- **Component data from apps and pages**
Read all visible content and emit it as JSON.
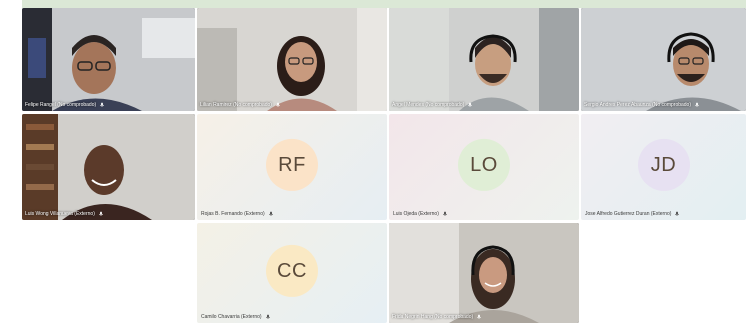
{
  "participants": [
    {
      "name": "Felipe Rangel (No comprobado)",
      "type": "video"
    },
    {
      "name": "Lilian Ramirez (No comprobado)",
      "type": "video"
    },
    {
      "name": "Angel Mendes (No comprobado)",
      "type": "video"
    },
    {
      "name": "Sergio Andres Perez Abaunza (No comprobado)",
      "type": "video"
    },
    {
      "name": "Luis Wong Villanueva (Externo)",
      "type": "video"
    },
    {
      "name": "Rojas B. Fernando (Externo)",
      "type": "avatar",
      "initials": "RF",
      "avatar_color": "#fbe3c8"
    },
    {
      "name": "Luis Ojeda (Externo)",
      "type": "avatar",
      "initials": "LO",
      "avatar_color": "#e0eed6"
    },
    {
      "name": "Jose Alfredo Gutierrez Duran (Externo)",
      "type": "avatar",
      "initials": "JD",
      "avatar_color": "#e7e1f2"
    },
    {
      "name": "Camilo Chavarria (Externo)",
      "type": "avatar",
      "initials": "CC",
      "avatar_color": "#fae9c4"
    },
    {
      "name": "Frida Negrin Hang (No comprobado)",
      "type": "video"
    }
  ],
  "icons": {
    "mic": "microphone-icon"
  }
}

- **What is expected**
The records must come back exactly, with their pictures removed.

- **Result for this exercise**
Read all visible content and emit it as JSON.
{
  "participants": [
    {
      "name": "Felipe Rangel (No comprobado)",
      "type": "video"
    },
    {
      "name": "Lilian Ramirez (No comprobado)",
      "type": "video"
    },
    {
      "name": "Angel Mendes (No comprobado)",
      "type": "video"
    },
    {
      "name": "Sergio Andres Perez Abaunza (No comprobado)",
      "type": "video"
    },
    {
      "name": "Luis Wong Villanueva (Externo)",
      "type": "video"
    },
    {
      "name": "Rojas B. Fernando (Externo)",
      "type": "avatar",
      "initials": "RF",
      "avatar_color": "#fbe3c8"
    },
    {
      "name": "Luis Ojeda (Externo)",
      "type": "avatar",
      "initials": "LO",
      "avatar_color": "#e0eed6"
    },
    {
      "name": "Jose Alfredo Gutierrez Duran (Externo)",
      "type": "avatar",
      "initials": "JD",
      "avatar_color": "#e7e1f2"
    },
    {
      "name": "Camilo Chavarria (Externo)",
      "type": "avatar",
      "initials": "CC",
      "avatar_color": "#fae9c4"
    },
    {
      "name": "Frida Negrin Hang (No comprobado)",
      "type": "video"
    }
  ],
  "icons": {
    "mic": "microphone-icon"
  }
}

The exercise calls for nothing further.